If you can build your drive using J-section belts and sheaves, they will give the highest effficiency (around 97%). Their operation will also be very smooth and quiet.
Pulley diameter is also important. For J-section belts, the maximum belt speed is around 6000 feet per minute. That is also the maximum rim speed for most J-section pulleys. The other limitation is minimum pulley diamter because this affects belt wrap radius.
AC motors and VFD's are a bit better than DC motors and drives because the AC system is able to deliver full torque over the range of minimum speed up to the motor's base speed ("base" speed is the speed that the motor runs at when operated at 60 Hz which is around 1750 RPM for four-pole motors). On DC motors, the maximum torque is inversely proportional to speed. Also, above base speed, the AC motor is able to provide maximum HP up to its top speed whereas the DC motor becomes less efficient.Bill

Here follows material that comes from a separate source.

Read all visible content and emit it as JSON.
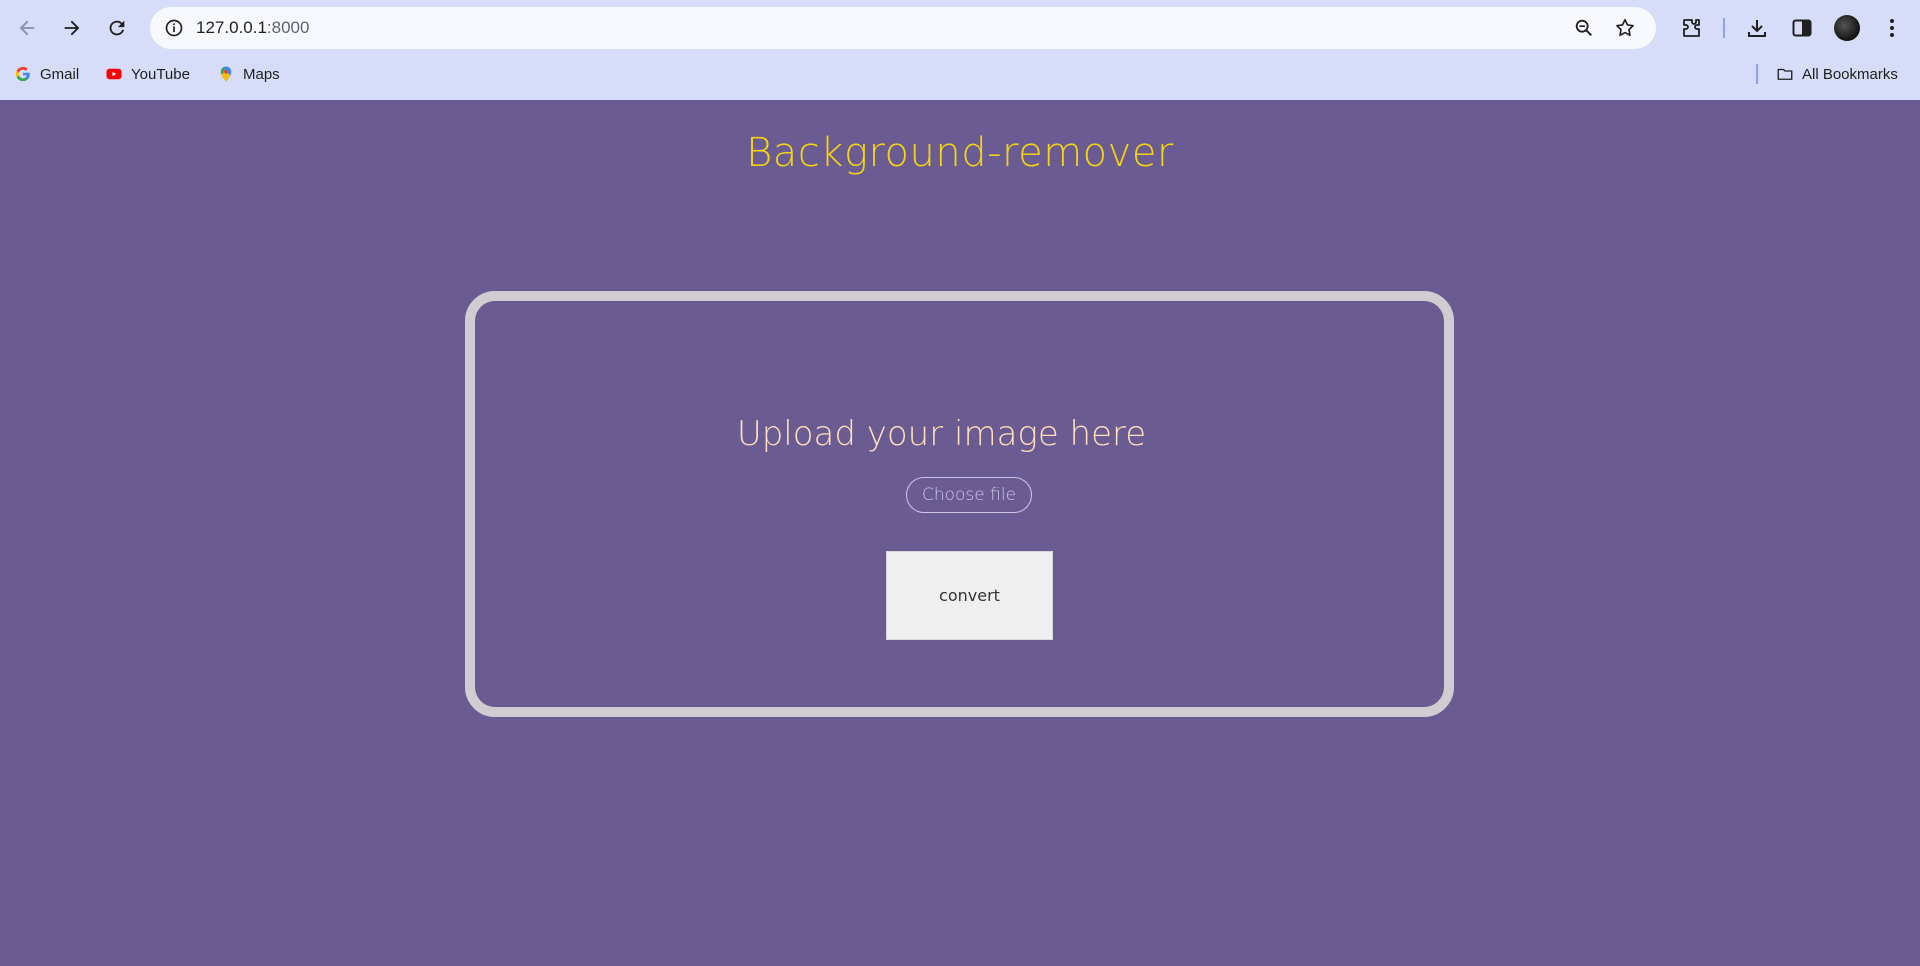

M Toupin
02-23-2007, 7:48 PM
Bill provided some very good info, check out this thread for a bit more in depth discussion http://sawmillcreek.org/showthread.php?t=39536.

In the last few years the prices on new VFDs has plummeted and used 3ph motors are plentiful. A rough average for used 3ph motors is about $10 per hp. A 2hp setup with a NEW VFD and a used 3ph motor can be had for around $200. With some hunting and fleebaying you could get off a lot cheaper than that.

Mike

Jason Anders
02-24-2007, 11:29 PM
There are some pretty decent prices on variable motor packages. from www dealerselectric com site. I was referred recently to this site while searching for Lathe Motor swaps. I've bookmarked it for the future :D Kenneth over at theturnersshop swapped one in on a Nova 3000 lathe from there.

Bill Boehme
02-25-2007, 1:21 AM
There are some pretty decent prices on variable motor packages. from www dealerselectric com site. I was referred recently to this site while searching for Lathe Motor swaps. I've bookmarked it for the future :D Kenneth over at theturnersshop swapped one in on a Nova 3000 lathe from there.
It looks like they do have a wide selection of equipment. I did not check their rating. If you don't mind waiting for the right deal and are willing to spend the time perusing the AC Drives section on eBay, you can come up with much better deals occasionally. A couple years ago, the drives and motors sold for almost nothing because that is a part of eBay that had very little visibility, but things have changed and prices continue to rise dramatically as a result.

Bill